As compared with Great Britain and the United States in the same period, the degree to which, in the nineteenth and twentieth centuries, Germany's nurses became professionalized was not as marked-in terms of nurse education, nursing research, and the status of nurses in the health system. In the nineteenth century, the period and the course of nurse training were not in general regulated, nor did state recognition yet exist. The education of nurses was left largely to nursing organizations and local communities, with a paucity of teaching hospitals in the latter. Around 1900, the length of training varied significantly, often as much as from three months to one year.1
The introduction of statewide nursing examinations followed upon a decision of the Upper House (Bundesrat) of the Federal Parliament in 1906. Prussia, the most important of the German states, introduced the examination in 1907, while other German states, such as Baden and Bavaria, delayed the introduction of the examination until after the end of World War I. The examination itself represented a compromise between government, medical profession, and denominational interests:2 only one year of vocational training was required. At first, the extent of theoretical education was not fixed, and the educational requirements for the examination (elementary school [Volksschule] or its equivalent) were low. In the examination regulations, which were published following the Upper House decision in 1906, nursing was defined as an occupation ancillary to the needs and concerns of physicians, a definition that featured in subsequent reforms.

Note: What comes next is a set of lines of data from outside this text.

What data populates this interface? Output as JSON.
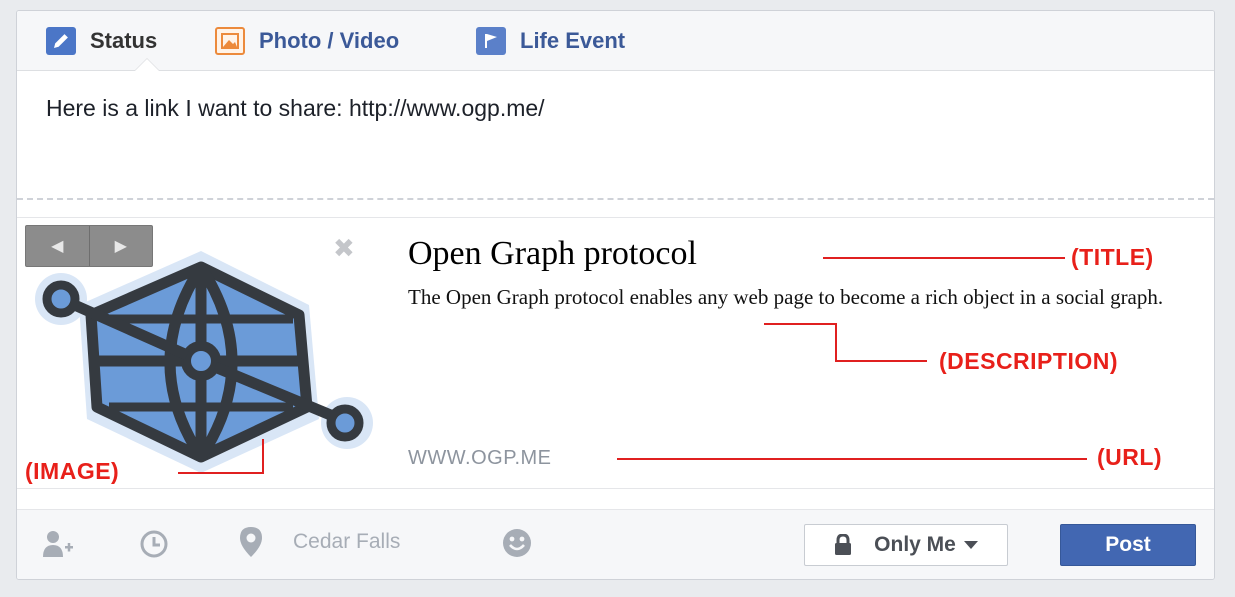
{
  "tabs": [
    {
      "label": "Status",
      "icon": "pencil-icon",
      "active": true
    },
    {
      "label": "Photo / Video",
      "icon": "photo-icon",
      "active": false
    },
    {
      "label": "Life Event",
      "icon": "flag-icon",
      "active": false
    }
  ],
  "composer": {
    "message": "Here is a link I want to share:  http://www.ogp.me/"
  },
  "preview": {
    "title": "Open Graph protocol",
    "description": "The Open Graph protocol enables any web page to become a rich object in a social graph.",
    "url": "WWW.OGP.ME",
    "pager": {
      "prev_icon": "triangle-left-icon",
      "next_icon": "triangle-right-icon"
    },
    "close_icon": "close-icon",
    "image_icon": "open-graph-logo"
  },
  "annotations": {
    "title": "(TITLE)",
    "description": "(DESCRIPTION)",
    "url": "(URL)",
    "image": "(IMAGE)"
  },
  "footer": {
    "tag_friends_icon": "add-person-icon",
    "time_icon": "clock-icon",
    "location_icon": "map-pin-icon",
    "location": "Cedar Falls",
    "feeling_icon": "smiley-icon",
    "privacy": "Only Me",
    "privacy_icon": "lock-icon",
    "post": "Post"
  },
  "colors": {
    "brand_blue": "#3b5998",
    "post_button": "#4267b2",
    "annotation_red": "#e8201a",
    "og_logo_fill": "#6b9bd8",
    "og_logo_stroke": "#353a40"
  }
}
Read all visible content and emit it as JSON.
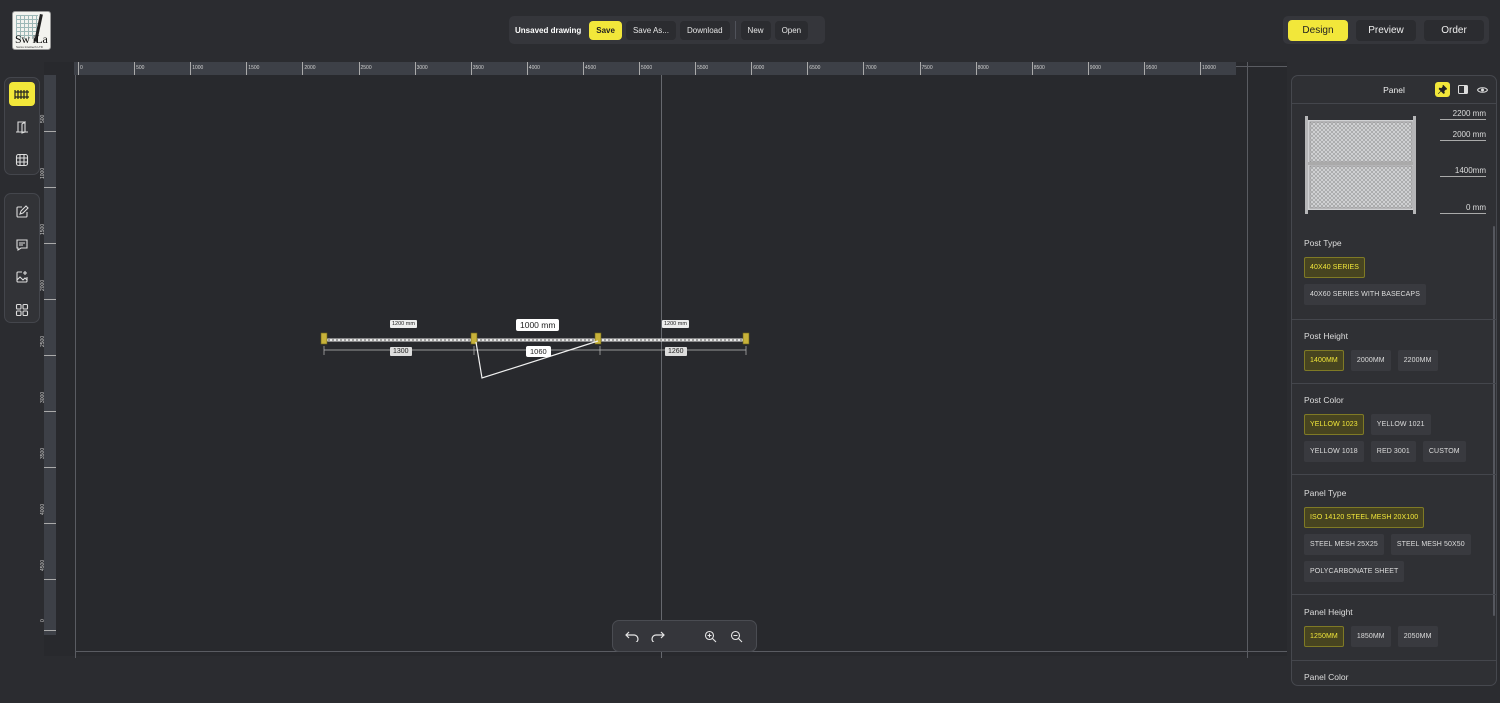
{
  "logo": {
    "text": "Sw iLa",
    "tagline": "Swiss Intelitech LTD"
  },
  "toolbar": {
    "status": "Unsaved drawing",
    "save": "Save",
    "save_as": "Save As...",
    "download": "Download",
    "new": "New",
    "open": "Open"
  },
  "modes": [
    "Design",
    "Preview",
    "Order"
  ],
  "left_tools": {
    "group1": [
      "fence-icon",
      "door-icon",
      "globe-icon"
    ],
    "group2": [
      "edit-icon",
      "comment-icon",
      "image-edit-icon",
      "grid-apps-icon"
    ]
  },
  "ruler": {
    "horizontal": [
      "0",
      "500",
      "1000",
      "1500",
      "2000",
      "2500",
      "3000",
      "3500",
      "4000",
      "4500",
      "5000",
      "5500",
      "6000",
      "6500",
      "7000",
      "7500",
      "8000",
      "8500",
      "9000",
      "9500",
      "10000"
    ],
    "vertical": [
      "500",
      "1000",
      "1500",
      "2000",
      "2500",
      "3000",
      "3500",
      "4000",
      "4500",
      "0"
    ]
  },
  "drawing": {
    "top_labels": [
      "1200 mm",
      "1000 mm",
      "1200 mm"
    ],
    "bottom_labels": [
      "1300",
      "1060",
      "1260"
    ]
  },
  "zoom_bar": [
    "undo-icon",
    "redo-icon",
    "zoom-in-icon",
    "zoom-out-icon"
  ],
  "panel": {
    "title": "Panel",
    "dims": [
      "2200 mm",
      "2000 mm",
      "1400mm",
      "0 mm"
    ],
    "sections": [
      {
        "title": "Post Type",
        "options": [
          "40X40 SERIES",
          "40X60 SERIES WITH BASECAPS"
        ],
        "selected": 0
      },
      {
        "title": "Post Height",
        "options": [
          "1400MM",
          "2000MM",
          "2200MM"
        ],
        "selected": 0
      },
      {
        "title": "Post Color",
        "options": [
          "YELLOW 1023",
          "YELLOW 1021",
          "YELLOW 1018",
          "RED 3001",
          "CUSTOM"
        ],
        "selected": 0
      },
      {
        "title": "Panel Type",
        "options": [
          "ISO 14120 STEEL MESH 20X100",
          "STEEL MESH 25X25",
          "STEEL MESH 50X50",
          "POLYCARBONATE SHEET"
        ],
        "selected": 0
      },
      {
        "title": "Panel Height",
        "options": [
          "1250MM",
          "1850MM",
          "2050MM"
        ],
        "selected": 0
      },
      {
        "title": "Panel Color",
        "options": [],
        "selected": -1
      }
    ]
  },
  "colors": {
    "accent": "#f2e73a",
    "background": "#2b2c30",
    "post": "#c8b23a"
  }
}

Nursing History Research and Historiography
The slower pace of professionalization also had consequences for the development of nursing historiography. In spite of the 1990s development of nurse-oriented academic education, nursing history research per se has not been institutionalized at a university or university of applied sciences. That is to say, an institute for the history of nursing has not yet been established, unlike, for example, the history of medicine. In 2006, the Institute for the History of Medicine of the Robert Bosch Foundation sent out a nursing history questionnaire to nursing departments in forty-four universities and universities of applied sciences. Out of twenty-two responses received, seventeen institutions informed us that they offer education in nursing history on a more or less limited scale.

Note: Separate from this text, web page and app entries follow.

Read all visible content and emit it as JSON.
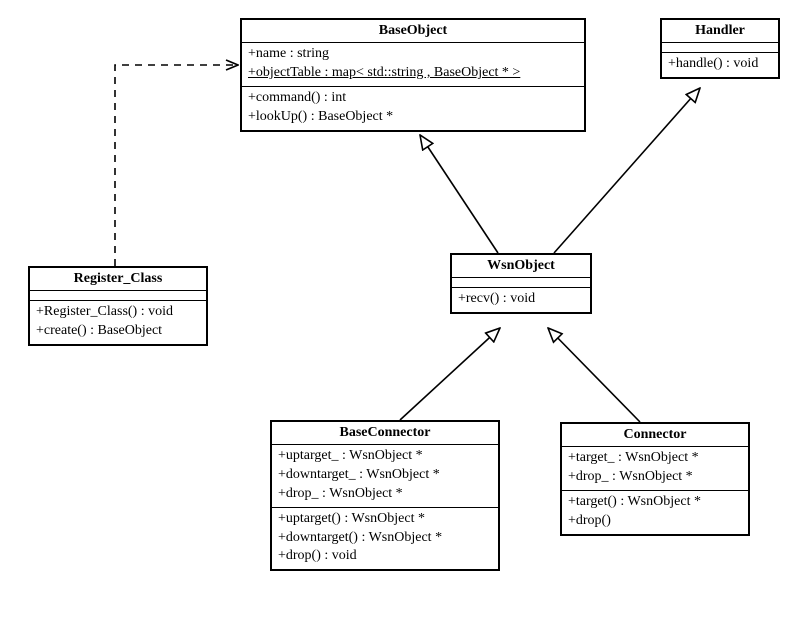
{
  "diagram_type": "UML Class Diagram",
  "classes": {
    "BaseObject": {
      "name": "BaseObject",
      "attributes": [
        "+name : string",
        "+objectTable : map< std::string , BaseObject * >"
      ],
      "operations": [
        "+command() : int",
        "+lookUp() : BaseObject *"
      ]
    },
    "Handler": {
      "name": "Handler",
      "attributes": [],
      "operations": [
        "+handle() : void"
      ]
    },
    "Register_Class": {
      "name": "Register_Class",
      "attributes": [],
      "operations": [
        "+Register_Class() : void",
        "+create() : BaseObject"
      ]
    },
    "WsnObject": {
      "name": "WsnObject",
      "attributes": [],
      "operations": [
        "+recv() : void"
      ]
    },
    "BaseConnector": {
      "name": "BaseConnector",
      "attributes": [
        "+uptarget_ : WsnObject *",
        "+downtarget_ : WsnObject *",
        "+drop_ : WsnObject *"
      ],
      "operations": [
        "+uptarget() : WsnObject *",
        "+downtarget() : WsnObject *",
        "+drop() : void"
      ]
    },
    "Connector": {
      "name": "Connector",
      "attributes": [
        "+target_ : WsnObject *",
        "+drop_ : WsnObject *"
      ],
      "operations": [
        "+target() : WsnObject *",
        "+drop()"
      ]
    }
  },
  "relationships": [
    {
      "from": "WsnObject",
      "to": "BaseObject",
      "type": "generalization"
    },
    {
      "from": "WsnObject",
      "to": "Handler",
      "type": "generalization"
    },
    {
      "from": "BaseConnector",
      "to": "WsnObject",
      "type": "generalization"
    },
    {
      "from": "Connector",
      "to": "WsnObject",
      "type": "generalization"
    },
    {
      "from": "Register_Class",
      "to": "BaseObject",
      "type": "dependency",
      "style": "dashed"
    }
  ]
}
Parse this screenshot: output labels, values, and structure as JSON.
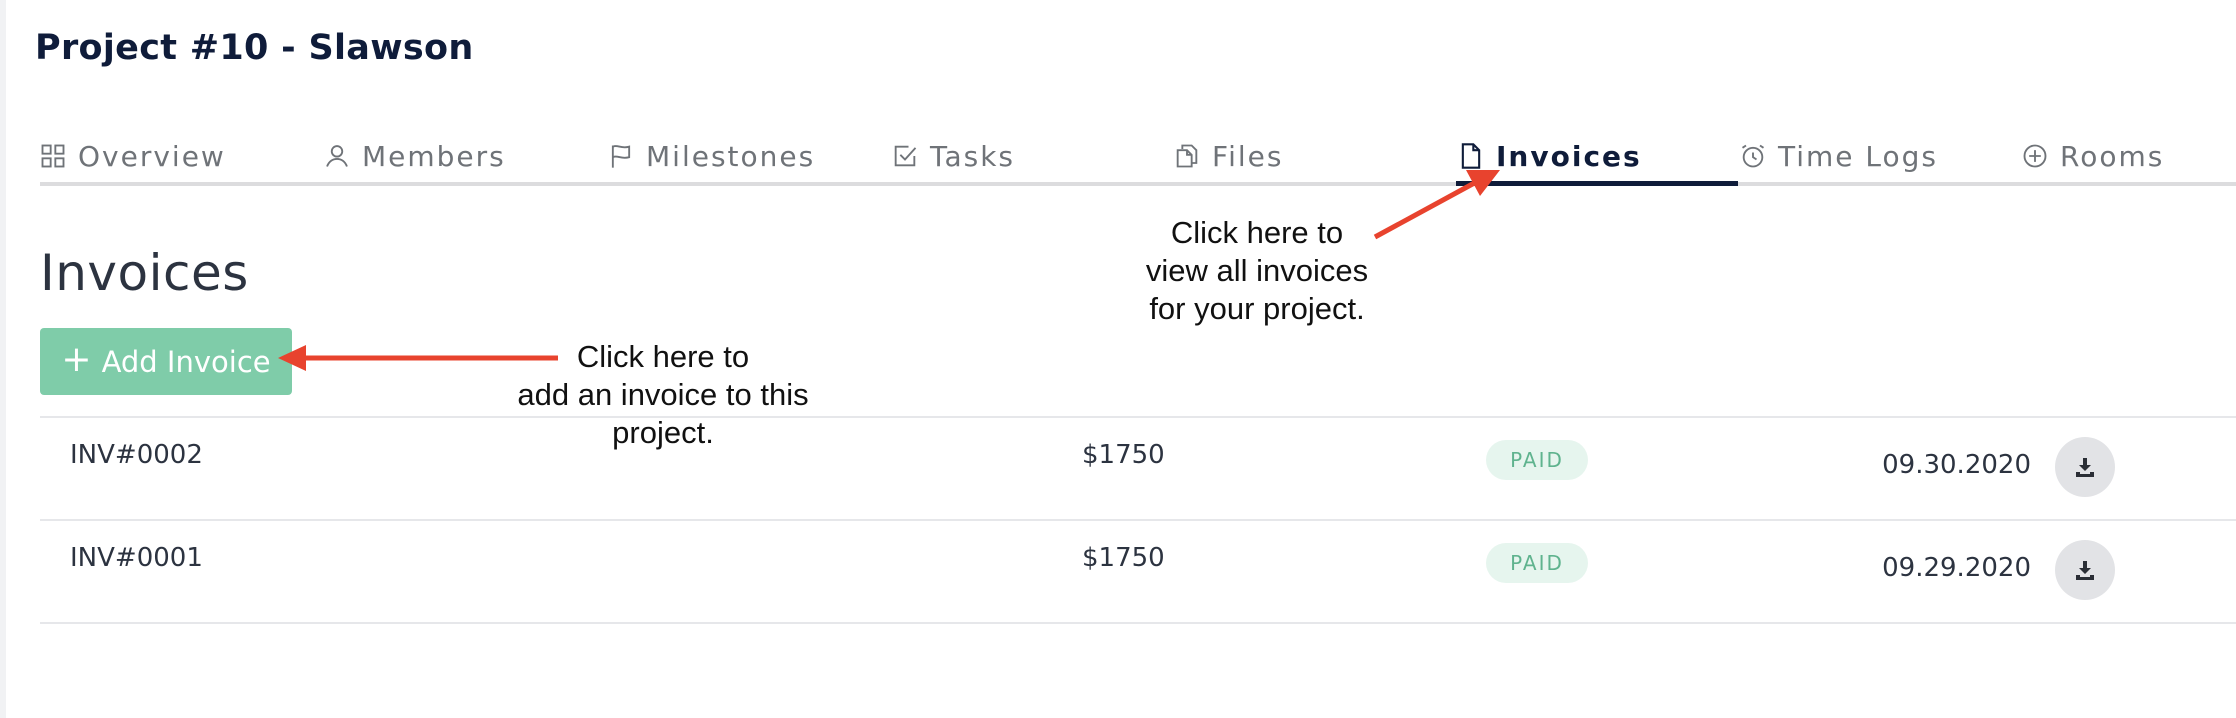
{
  "project": {
    "title": "Project #10 - Slawson"
  },
  "tabs": [
    {
      "label": "Overview",
      "icon": "grid-icon"
    },
    {
      "label": "Members",
      "icon": "user-icon"
    },
    {
      "label": "Milestones",
      "icon": "flag-icon"
    },
    {
      "label": "Tasks",
      "icon": "checkbox-icon"
    },
    {
      "label": "Files",
      "icon": "files-icon"
    },
    {
      "label": "Invoices",
      "icon": "document-icon",
      "active": true
    },
    {
      "label": "Time Logs",
      "icon": "alarm-clock-icon"
    },
    {
      "label": "Rooms",
      "icon": "plus-circle-icon"
    }
  ],
  "section": {
    "title": "Invoices",
    "add_button_label": "Add Invoice"
  },
  "invoices": [
    {
      "number": "INV#0002",
      "amount": "$1750",
      "status": "PAID",
      "date": "09.30.2020"
    },
    {
      "number": "INV#0001",
      "amount": "$1750",
      "status": "PAID",
      "date": "09.29.2020"
    }
  ],
  "annotations": {
    "tab_hint": "Click here to\nview all invoices\nfor your project.",
    "add_hint": "Click here to\nadd an invoice to this\nproject."
  },
  "colors": {
    "accent": "#7fcca9",
    "active_tab": "#0f1c3a",
    "status_paid_bg": "#e6f5ee",
    "status_paid_text": "#5fb38e",
    "annotation_arrow": "#e8432e"
  }
}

Some initiatives to institutionalize nursing history have been undertaken. Hilde Steppe (1947-99), herself a nurse, nurse historian, and, from 1998 until her death in 1999, professor of nursing research at the University of Applied Sciences in Frankfurt am Main, founded, in 1995, the Dokumentationsstelle Pflege (Nursing Documentation Center) there. The center has subsequently developed into the Hilde-Steppe-Archiv (www.hilde-steppe-archiv. de). The Sektion Historische Pflegeforschung (Nursing History Research Section; http://www.dg-pflegewissenschaft.de/sektion_Historische.php) was founded in 1991 by nurses who were actively interested in the history of their profession, and constitutes one of several sections of the Deutsche Gesellschaft für Pflegewissenschaften (German Society of Nursing Science), which was founded in 1989.
The slower pace of professionalization, together with the lack of any concerted effort to institutionalize nursing history, has had an impact on nursing historiography. The research field is consequently somewhat fragmented, tending in the past to be dominated by professional viewpoints, with the attendant risk of bias. Christoph Schweikardt, in his detailed 2004 overview of the research on nursing history in Germany, has stated: "Frequently the contributions, diverse as they were, were predominantly the work of physicians and nurses and were strongly shaped by the occupational background of the author and professional political agendas of all kinds." In contrast, he feels that in recent years "valuable scholarly contributions on the history of nursing organizations have appeared. …